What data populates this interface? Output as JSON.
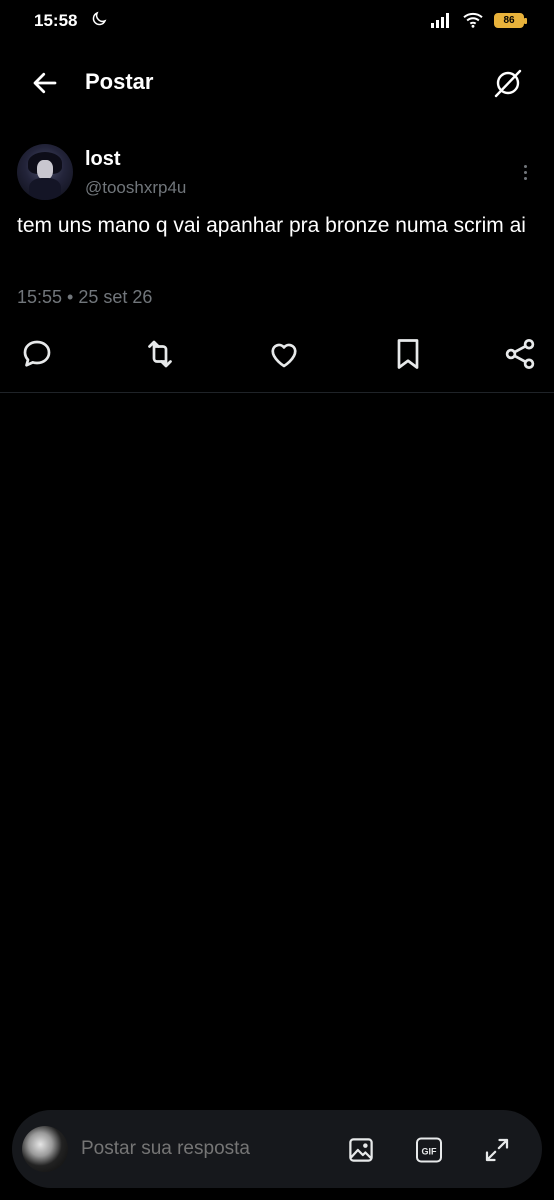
{
  "status_bar": {
    "time": "15:58",
    "battery": "86"
  },
  "header": {
    "title": "Postar"
  },
  "post": {
    "author_name": "lost",
    "author_handle": "@tooshxrp4u",
    "text": "tem uns mano q vai apanhar pra bronze numa scrim ai",
    "timestamp": "15:55 • 25 set 26"
  },
  "actions": [
    "reply-icon",
    "repost-icon",
    "like-icon",
    "bookmark-icon",
    "share-icon"
  ],
  "reply_bar": {
    "placeholder": "Postar sua resposta",
    "gif_label": "GIF"
  },
  "colors": {
    "background": "#000000",
    "text": "#e7e9ea",
    "muted": "#71767b",
    "reply_bar": "#16181c",
    "battery": "#e8b23b"
  }
}
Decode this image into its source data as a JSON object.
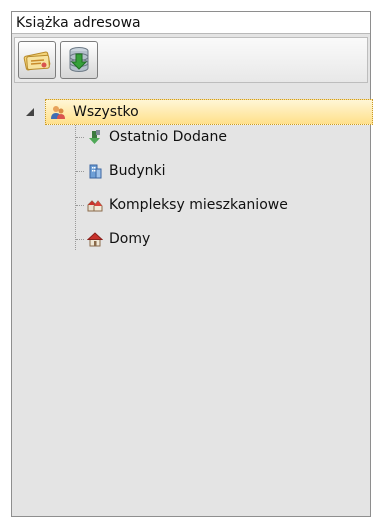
{
  "panel": {
    "title": "Książka adresowa"
  },
  "toolbar": {
    "buttons": [
      {
        "icon": "address-card-icon"
      },
      {
        "icon": "database-import-icon"
      }
    ]
  },
  "tree": {
    "root": {
      "label": "Wszystko",
      "icon": "contacts-icon",
      "expanded": true,
      "selected": true
    },
    "children": [
      {
        "label": "Ostatnio Dodane",
        "icon": "recent-icon"
      },
      {
        "label": "Budynki",
        "icon": "building-icon"
      },
      {
        "label": "Kompleksy mieszkaniowe",
        "icon": "housing-complex-icon"
      },
      {
        "label": "Domy",
        "icon": "house-icon"
      }
    ]
  },
  "colors": {
    "selection": "#ffe08a",
    "panel_bg": "#e4e4e4"
  }
}
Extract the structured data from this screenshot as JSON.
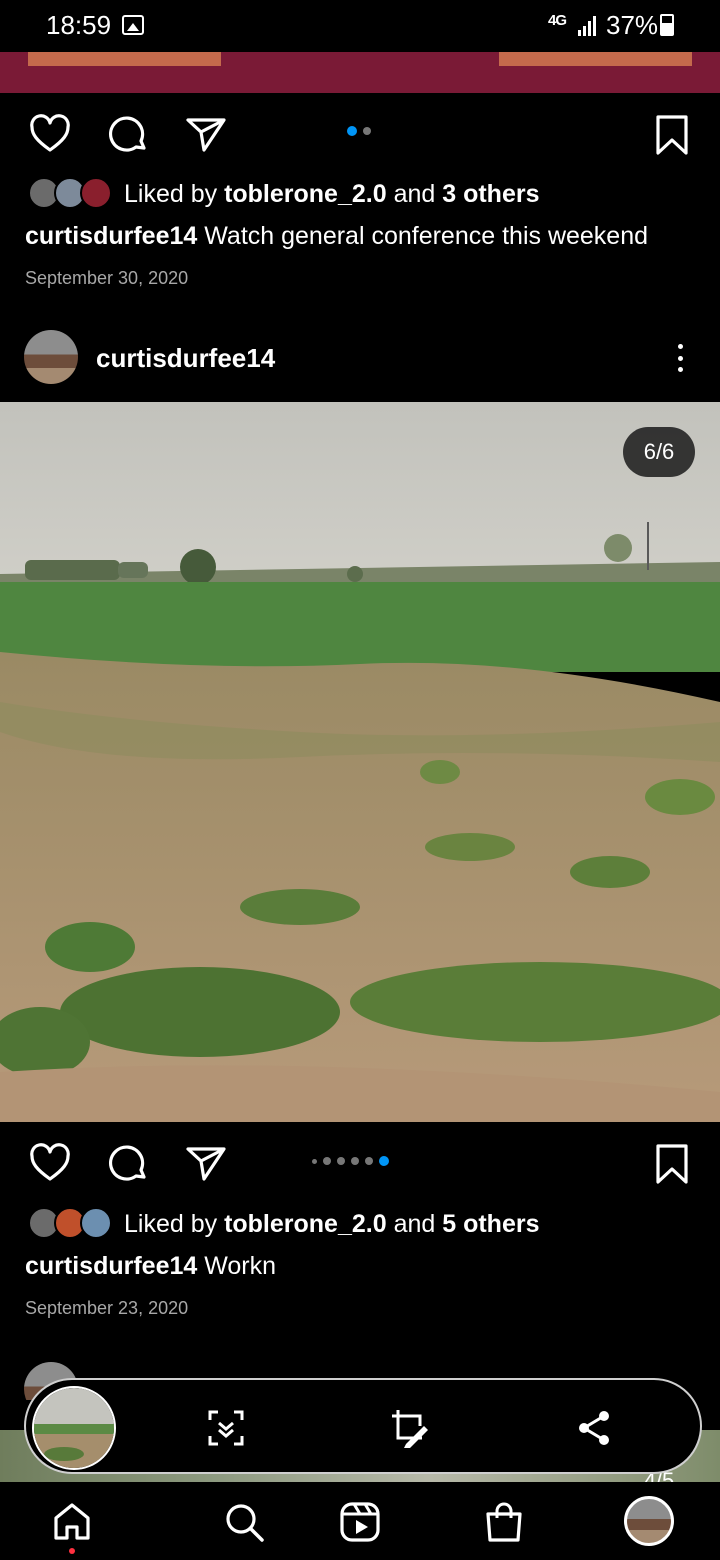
{
  "status_bar": {
    "time": "18:59",
    "network": "4G",
    "battery": "37%"
  },
  "post1": {
    "liked_by_prefix": "Liked by ",
    "liked_by_user": "toblerone_2.0",
    "liked_by_and": " and ",
    "liked_by_others": "3 others",
    "caption_user": "curtisdurfee14",
    "caption_text": " Watch general conference this weekend",
    "date": "September 30, 2020",
    "carousel_dots": 2,
    "carousel_active": 1
  },
  "post2": {
    "username": "curtisdurfee14",
    "image_counter": "6/6",
    "liked_by_prefix": "Liked by ",
    "liked_by_user": "toblerone_2.0",
    "liked_by_and": " and ",
    "liked_by_others": "5 others",
    "caption_user": "curtisdurfee14",
    "caption_text": " Workn",
    "date": "September 23, 2020",
    "carousel_dots": 6,
    "carousel_active": 6
  },
  "post3": {
    "image_counter": "4/5"
  },
  "floating_bar": {
    "icons": [
      "screenshot-scroll-icon",
      "edit-crop-icon",
      "share-icon"
    ]
  },
  "bottom_nav": {
    "items": [
      "home-icon",
      "search-icon",
      "reels-icon",
      "shop-icon",
      "profile-avatar"
    ]
  },
  "colors": {
    "accent": "#0095f6",
    "notification": "#ff3040",
    "background": "#000000",
    "secondary_text": "#a8a8a8"
  }
}
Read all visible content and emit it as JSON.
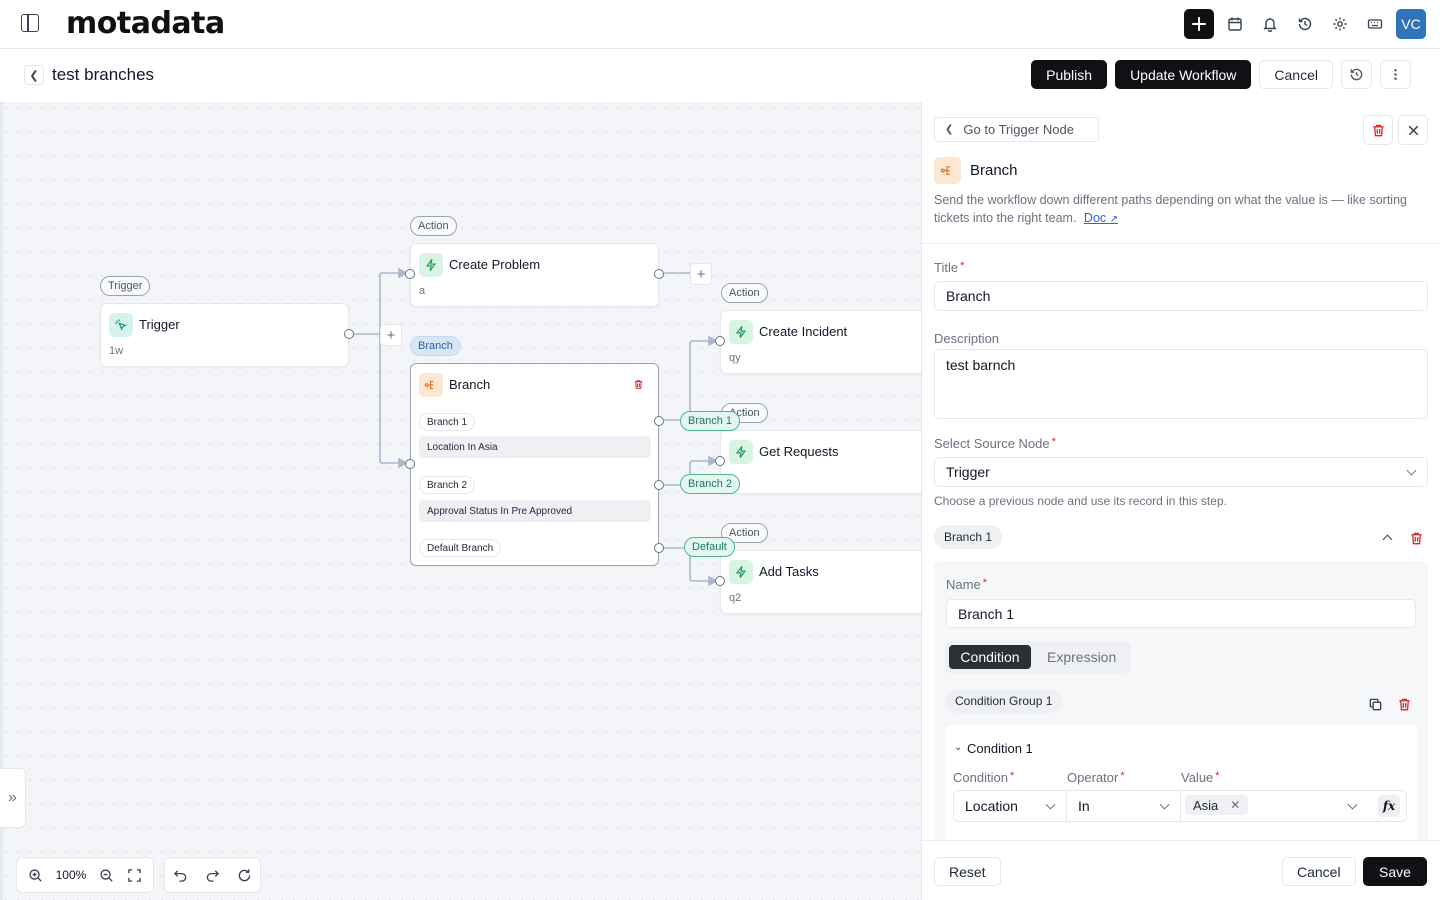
{
  "app": {
    "logo": "motadata"
  },
  "user": {
    "initials": "VC"
  },
  "header": {
    "title": "test branches",
    "publish": "Publish",
    "update": "Update Workflow",
    "cancel": "Cancel"
  },
  "canvas": {
    "labels": {
      "action": "Action",
      "trigger": "Trigger",
      "branch": "Branch"
    },
    "trigger_node": {
      "title": "Trigger",
      "sub": "1w"
    },
    "create_problem": {
      "title": "Create Problem",
      "sub": "a"
    },
    "branch_node": {
      "title": "Branch",
      "branches": [
        {
          "name": "Branch 1",
          "condition": "Location In Asia"
        },
        {
          "name": "Branch 2",
          "condition": "Approval Status In Pre Approved"
        }
      ],
      "default": "Default Branch"
    },
    "edge_labels": [
      "Branch 1",
      "Branch 2",
      "Default"
    ],
    "create_incident": {
      "title": "Create Incident",
      "sub": "qy"
    },
    "get_requests": {
      "title": "Get Requests",
      "sub": "q"
    },
    "add_tasks": {
      "title": "Add Tasks",
      "sub": "q2"
    },
    "zoom": "100%"
  },
  "panel": {
    "goto": "Go to Trigger Node",
    "name": "Branch",
    "description": "Send the workflow down different paths depending on what the value is — like sorting tickets into the right team.",
    "doc_link": "Doc",
    "title_label": "Title",
    "title_value": "Branch",
    "description_label": "Description",
    "description_value": "test barnch",
    "source_label": "Select Source Node",
    "source_value": "Trigger",
    "source_hint": "Choose a previous node and use its record in this step.",
    "branch_chip": "Branch 1",
    "branch_name_label": "Name",
    "branch_name_value": "Branch 1",
    "mode_condition": "Condition",
    "mode_expression": "Expression",
    "group_label": "Condition Group 1",
    "condition_title": "Condition 1",
    "col_condition": "Condition",
    "col_operator": "Operator",
    "col_value": "Value",
    "cond_field": "Location",
    "cond_operator": "In",
    "cond_value_tag": "Asia",
    "fx": "fx",
    "reset": "Reset",
    "cancel": "Cancel",
    "save": "Save"
  }
}
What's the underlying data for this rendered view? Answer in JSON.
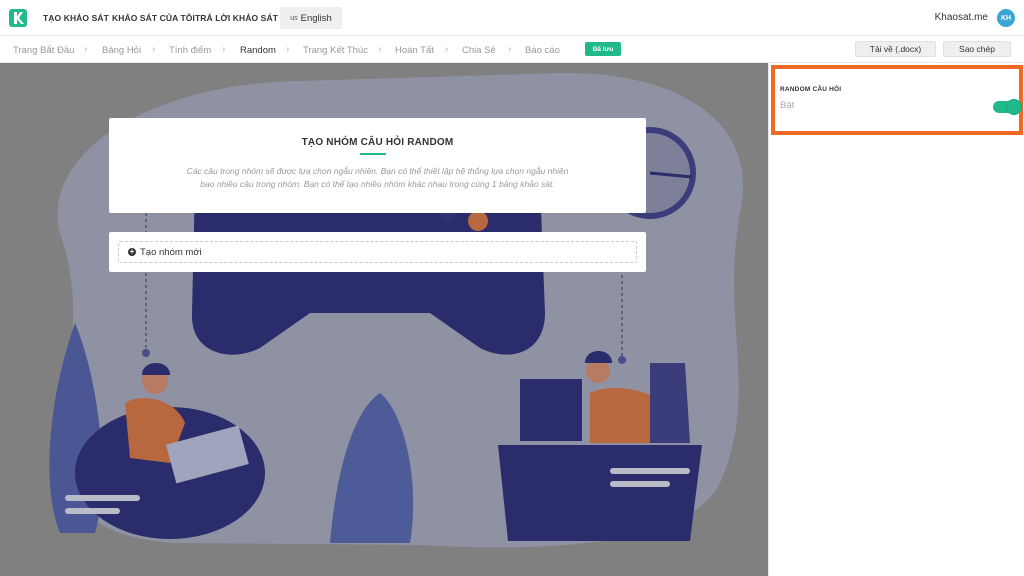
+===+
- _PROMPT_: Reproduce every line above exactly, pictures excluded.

- _ANSWER_:
What data populates this interface? Output as JSON.
{
  "status_bar": {
    "time": "15:58",
    "battery": "86"
  },
  "header": {
    "title": "Postar"
  },
  "post": {
    "author_name": "lost",
    "author_handle": "@tooshxrp4u",
    "text": "tem uns mano q vai apanhar pra bronze numa scrim ai",
    "timestamp": "15:55 • 25 set 26"
  },
  "actions": [
    "reply-icon",
    "repost-icon",
    "like-icon",
    "bookmark-icon",
    "share-icon"
  ],
  "reply_bar": {
    "placeholder": "Postar sua resposta",
    "gif_label": "GIF"
  },
  "colors": {
    "background": "#000000",
    "text": "#e7e9ea",
    "muted": "#71767b",
    "reply_bar": "#16181c",
    "battery": "#e8b23b"
  }
}
Decode this image into its source data as a JSON object.
{
  "panel": {
    "title": "Książka adresowa"
  },
  "toolbar": {
    "buttons": [
      {
        "icon": "address-card-icon"
      },
      {
        "icon": "database-import-icon"
      }
    ]
  },
  "tree": {
    "root": {
      "label": "Wszystko",
      "icon": "contacts-icon",
      "expanded": true,
      "selected": true
    },
    "children": [
      {
        "label": "Ostatnio Dodane",
        "icon": "recent-icon"
      },
      {
        "label": "Budynki",
        "icon": "building-icon"
      },
      {
        "label": "Kompleksy mieszkaniowe",
        "icon": "housing-complex-icon"
      },
      {
        "label": "Domy",
        "icon": "house-icon"
      }
    ]
  },
  "colors": {
    "selection": "#ffe08a",
    "panel_bg": "#e4e4e4"
  }
}
Extract the structured data from this screenshot as JSON.
{
  "status_bar": {
    "time": "18:59",
    "network": "4G",
    "battery": "37%"
  },
  "post1": {
    "liked_by_prefix": "Liked by ",
    "liked_by_user": "toblerone_2.0",
    "liked_by_and": " and ",
    "liked_by_others": "3 others",
    "caption_user": "curtisdurfee14",
    "caption_text": " Watch general conference this weekend",
    "date": "September 30, 2020",
    "carousel_dots": 2,
    "carousel_active": 1
  },
  "post2": {
    "username": "curtisdurfee14",
    "image_counter": "6/6",
    "liked_by_prefix": "Liked by ",
    "liked_by_user": "toblerone_2.0",
    "liked_by_and": " and ",
    "liked_by_others": "5 others",
    "caption_user": "curtisdurfee14",
    "caption_text": " Workn",
    "date": "September 23, 2020",
    "carousel_dots": 6,
    "carousel_active": 6
  },
  "post3": {
    "image_counter": "4/5"
  },
  "floating_bar": {
    "icons": [
      "screenshot-scroll-icon",
      "edit-crop-icon",
      "share-icon"
    ]
  },
  "bottom_nav": {
    "items": [
      "home-icon",
      "search-icon",
      "reels-icon",
      "shop-icon",
      "profile-avatar"
    ]
  },
  "colors": {
    "accent": "#0095f6",
    "notification": "#ff3040",
    "background": "#000000",
    "secondary_text": "#a8a8a8"
  }
}
Read all visible content and emit it as JSON.
{
  "app": {
    "logo": "motadata"
  },
  "user": {
    "initials": "VC"
  },
  "header": {
    "title": "test branches",
    "publish": "Publish",
    "update": "Update Workflow",
    "cancel": "Cancel"
  },
  "canvas": {
    "labels": {
      "action": "Action",
      "trigger": "Trigger",
      "branch": "Branch"
    },
    "trigger_node": {
      "title": "Trigger",
      "sub": "1w"
    },
    "create_problem": {
      "title": "Create Problem",
      "sub": "a"
    },
    "branch_node": {
      "title": "Branch",
      "branches": [
        {
          "name": "Branch 1",
          "condition": "Location In Asia"
        },
        {
          "name": "Branch 2",
          "condition": "Approval Status In Pre Approved"
        }
      ],
      "default": "Default Branch"
    },
    "edge_labels": [
      "Branch 1",
      "Branch 2",
      "Default"
    ],
    "create_incident": {
      "title": "Create Incident",
      "sub": "qy"
    },
    "get_requests": {
      "title": "Get Requests",
      "sub": "q"
    },
    "add_tasks": {
      "title": "Add Tasks",
      "sub": "q2"
    },
    "zoom": "100%"
  },
  "panel": {
    "goto": "Go to Trigger Node",
    "name": "Branch",
    "description": "Send the workflow down different paths depending on what the value is — like sorting tickets into the right team.",
    "doc_link": "Doc",
    "title_label": "Title",
    "title_value": "Branch",
    "description_label": "Description",
    "description_value": "test barnch",
    "source_label": "Select Source Node",
    "source_value": "Trigger",
    "source_hint": "Choose a previous node and use its record in this step.",
    "branch_chip": "Branch 1",
    "branch_name_label": "Name",
    "branch_name_value": "Branch 1",
    "mode_condition": "Condition",
    "mode_expression": "Expression",
    "group_label": "Condition Group 1",
    "condition_title": "Condition 1",
    "col_condition": "Condition",
    "col_operator": "Operator",
    "col_value": "Value",
    "cond_field": "Location",
    "cond_operator": "In",
    "cond_value_tag": "Asia",
    "fx": "fx",
    "reset": "Reset",
    "cancel": "Cancel",
    "save": "Save"
  }
}
What's the underlying data for this rendered view? Answer in JSON.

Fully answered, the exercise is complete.